“I don’t believe this! We’re inside the car with our raincoats on!” Aisling said as she covered her face with her hands. But the rain wasn’t half the problem. Traffic started to build up and we didn’t know how far we had to go. Then a sign appeared with Tullamarine Airport 30 kms. We had less than an hour left. The traffic got worse. Soon Aisling realized that there was no chance of catching the plane and called Simon who was waiting for her in the departure lounge.
“Hello Simon!. You won’t believe this, I’m late all because of this piece of shit car that Kerry is driving me to the airport in. It’s his fault! He should get a better car! He just went around Australia in the thing. It looks like I’m not going to make it. Just get on the plane and I’ll meet you in Hobart.”
I looked at my watch. “Hey Aisling, your plane is about to take off in five minutes and we’re still miles from the airport!” I said .
“Yeah and it’s all your fault that I’m going to miss it!”
“It’s not my fault, I told you we needed to leave early!”
“What’s Chris think of this thing?” she asked.
“She loves it. She thinks it has loads of character.”
“She must be crazy. Here I am not only missed my flight, but I’m soaking wet!”
“Maybe you should get on the phone again to Virgin airlines and see if you can get on a later flight,” I suggested. She started rummaging around in her bag looking for her ticket.
“I’ll call them and tell them that I got a lift to the airport in a friend’s old car and it broke down. Maybe, as you say, they can get me on the next flight” She found her phone and started to dial the number, but then threw the phone back into her bag.
“The battery is flat!” I passed her my phone. She typed in the numbers and dialed again.
“Now don’t lie and tell them that your friends old bomb car broke down on the way to the airport. Jest tell them you were late, nothing else.”
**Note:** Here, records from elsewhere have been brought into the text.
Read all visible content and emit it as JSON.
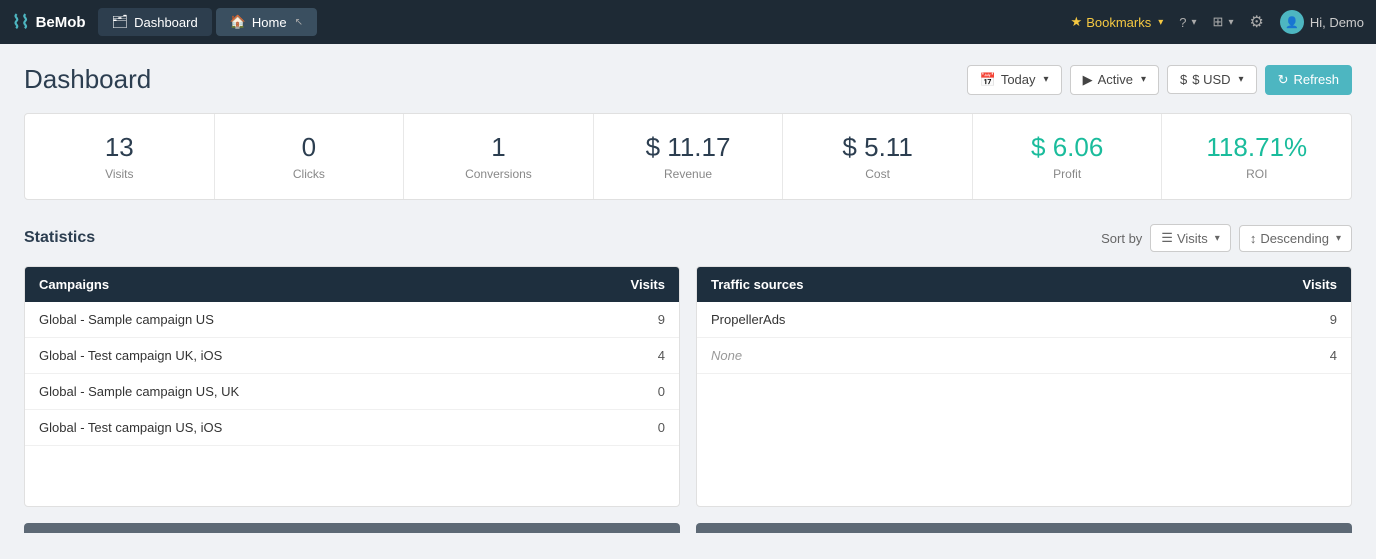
{
  "navbar": {
    "brand": "BeMob",
    "tabs": [
      {
        "label": "Dashboard",
        "icon": "🗂",
        "active": false
      },
      {
        "label": "Home",
        "icon": "🏠",
        "active": true
      }
    ],
    "bookmarks_label": "Bookmarks",
    "help_label": "?",
    "active_label": "Active",
    "refresh_label": "Refresh",
    "user_label": "Hi, Demo"
  },
  "page": {
    "title": "Dashboard"
  },
  "toolbar": {
    "date_label": "Today",
    "active_label": "Active",
    "currency_label": "$ USD",
    "refresh_label": "Refresh"
  },
  "stats": [
    {
      "value": "13",
      "label": "Visits",
      "positive": false
    },
    {
      "value": "0",
      "label": "Clicks",
      "positive": false
    },
    {
      "value": "1",
      "label": "Conversions",
      "positive": false
    },
    {
      "value": "$ 11.17",
      "label": "Revenue",
      "positive": false
    },
    {
      "value": "$ 5.11",
      "label": "Cost",
      "positive": false
    },
    {
      "value": "$ 6.06",
      "label": "Profit",
      "positive": true
    },
    {
      "value": "118.71%",
      "label": "ROI",
      "positive": true
    }
  ],
  "statistics": {
    "title": "Statistics",
    "sort_by_label": "Sort by",
    "sort_field": "Visits",
    "sort_order": "Descending"
  },
  "campaigns_table": {
    "title": "Campaigns",
    "visits_label": "Visits",
    "rows": [
      {
        "name": "Global - Sample campaign US",
        "value": "9"
      },
      {
        "name": "Global - Test campaign UK, iOS",
        "value": "4"
      },
      {
        "name": "Global - Sample campaign US, UK",
        "value": "0"
      },
      {
        "name": "Global - Test campaign US, iOS",
        "value": "0"
      }
    ]
  },
  "traffic_table": {
    "title": "Traffic sources",
    "visits_label": "Visits",
    "rows": [
      {
        "name": "PropellerAds",
        "value": "9"
      },
      {
        "name": "None",
        "value": "4",
        "italic": true
      }
    ]
  }
}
“Because if you tell the person on the other end of the line that you came in an old bomb and it broke down, the person may be a classic car enthusiast and ask you what type of car it is. If you tell them that it was an old Morris, they won’t believe you that it broke down – Morris Minors don’t break down – everyone know that” I said.
She looked at me with a coy look, not sure if I was telling her the truth or just pulling her leg. Maybe there was an ounce of truth in what I said. I’d just been around Australia in the old thing. She stopped for a minute, gained control, called and quietly, in a humble voice explained to the reservations clerk that she was late and missed her flight, no excuses. The clerk was pleased to help her. Luck was on her side. There had been some cancellations. He put her on a flight that was due to leave in an hour. A look of cool relief covered her face. We arrived at the airport in due time and she boarded her flight to Hobart and met up with Simon.
Returning to the hotel at Albert Park, I spent the next day preparing Hewie for the last leg of the journey. I cleaned the spark plugs, which appeared clean anyway, filed down the ignition points, greased all the grease nipples, and checked the oil in the gearbox and differential. It’d been over 11,000 miles since the oil had last been changed. It was looking dirty, in fact it was black. But at least the engine had an oil filter, unlike the last motor which didn’t have such a luxury. I’d always be sure to change the oil every 3000 miles.